CDC Plus has observed that market shaping activities require flexible, longer-term funding, as a collaboration-based approach is inevitably slower and more complex. Budgets should also be allocated for partnerships with others, as well as for learning and research.

 

4) New ventures must test customers’ willingness to pay early on and have a plan to reach commercial sustainability, to reduce subsidy dependence over time

CDC Plus has funded a variety of new ventures, ranging from entirely new social enterprises (such as the Boardroom Africa) to products offered that address a market gap (such as Atlas, an independent microfinance data platform).

The new ventures were typically nascent, offering an unproven product or service and relatively high risk; hence the need for subsidy. There were challenges faced both by CDC Plus and those launching these ventures of matching a grant funding model with an early business model. These included:

– Permitting the enterprise sufficient flexibility to change its business model, often in material ways,

– The need for an adaptive monitoring approach by CDC Plus, rather than a KPIbased approach,

– Enterprises waiting too long to identify the target customer set and to test their willingness to pay for the products or services.

In the future, DFIs must explore how other financing tools, such as concessional finance or repayable grants, may be more appropriate for funding new ventures.

Whilst the majority of new ventures were successful in identifying an appropriate business or funding model, standard project management processes did not enable sufficient flexibility in this process. For DFIs to provide core operational funding to new ventures requires changing project management structures and being realistic about a longer timeframe for results.

Additionally, it should not be assumed that all grant-funded ventures will find a commercial model – some social and environmental problems remain beyond the scope of investment and may require subsidy or a hybrid concessional model for years to come. In the future, DFIs must explore how other financing tools, such as concessional finance or repayable grants, may be more appropriate for funding new ventures.

 

CONCLUSION

CDC Plus is one of the youngest TA units within a DFI (only three years old), but to date, fortunately, it has been well-funded and given a broad mandate. Deploying grant funding is not easy. Yet CDC Plus seeks to minimise the use of subsidies and the risk of misusing funds, whilst striving for maximum value for money and impact. It is tempting to look for predictable solutions, such as “cookie-cutter” TA products, prescriptive budgets and KPIs, and onerous grant funding processes.

These lessons suggest that providing TA entails a nuanced approach to what is needed and how it is structured and paid for. This is time-consuming (e.g., resource-intensive), but it pays off. In return for the privilege of access to these resources, there is an imperative to ensure ongoing learning, adapting ways of working and sharing discoveries.

Integrating a culture of learning into how CDC Plus operates has required hard work, which will continue.
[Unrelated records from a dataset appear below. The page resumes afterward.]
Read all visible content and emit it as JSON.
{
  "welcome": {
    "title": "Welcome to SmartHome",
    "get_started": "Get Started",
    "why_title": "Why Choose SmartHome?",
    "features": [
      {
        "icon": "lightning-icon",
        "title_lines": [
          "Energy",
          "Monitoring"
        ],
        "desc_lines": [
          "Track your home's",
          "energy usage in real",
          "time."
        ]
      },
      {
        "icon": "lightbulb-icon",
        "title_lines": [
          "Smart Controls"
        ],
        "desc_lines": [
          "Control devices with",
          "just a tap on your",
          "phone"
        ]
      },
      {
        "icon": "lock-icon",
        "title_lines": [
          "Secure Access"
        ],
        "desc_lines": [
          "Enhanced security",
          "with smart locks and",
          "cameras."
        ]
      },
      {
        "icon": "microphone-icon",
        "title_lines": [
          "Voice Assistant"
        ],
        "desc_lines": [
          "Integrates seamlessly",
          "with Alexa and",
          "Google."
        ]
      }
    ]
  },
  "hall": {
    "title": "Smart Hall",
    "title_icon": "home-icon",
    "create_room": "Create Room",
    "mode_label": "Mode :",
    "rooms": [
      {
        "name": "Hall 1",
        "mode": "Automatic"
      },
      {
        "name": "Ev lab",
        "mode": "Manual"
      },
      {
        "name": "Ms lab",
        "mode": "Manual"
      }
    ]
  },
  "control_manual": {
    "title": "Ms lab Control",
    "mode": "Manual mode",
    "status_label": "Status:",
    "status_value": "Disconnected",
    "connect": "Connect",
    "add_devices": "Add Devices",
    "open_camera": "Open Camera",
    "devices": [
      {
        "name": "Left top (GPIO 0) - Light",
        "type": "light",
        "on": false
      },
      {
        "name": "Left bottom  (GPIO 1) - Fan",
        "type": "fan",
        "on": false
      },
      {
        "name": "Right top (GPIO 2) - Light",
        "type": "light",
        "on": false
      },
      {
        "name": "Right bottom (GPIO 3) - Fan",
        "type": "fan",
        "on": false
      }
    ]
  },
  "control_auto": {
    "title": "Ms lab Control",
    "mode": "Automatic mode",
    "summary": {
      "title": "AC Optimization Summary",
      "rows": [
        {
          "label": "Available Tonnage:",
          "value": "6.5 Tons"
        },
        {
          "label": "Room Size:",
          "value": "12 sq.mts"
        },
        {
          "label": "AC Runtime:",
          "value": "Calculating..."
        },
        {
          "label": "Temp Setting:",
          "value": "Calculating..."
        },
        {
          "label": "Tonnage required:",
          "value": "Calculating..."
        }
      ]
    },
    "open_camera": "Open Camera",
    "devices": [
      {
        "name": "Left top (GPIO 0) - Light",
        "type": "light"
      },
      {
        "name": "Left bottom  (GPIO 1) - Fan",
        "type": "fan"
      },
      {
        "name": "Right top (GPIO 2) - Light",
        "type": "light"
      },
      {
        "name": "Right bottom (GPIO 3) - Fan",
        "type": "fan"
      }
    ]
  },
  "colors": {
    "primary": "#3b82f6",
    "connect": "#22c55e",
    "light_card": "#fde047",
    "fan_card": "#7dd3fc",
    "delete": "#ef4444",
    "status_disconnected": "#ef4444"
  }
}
Others are encouraged to do the same, so that DFIs and impact investors can continue to innovate and continue to add value in the capital markets.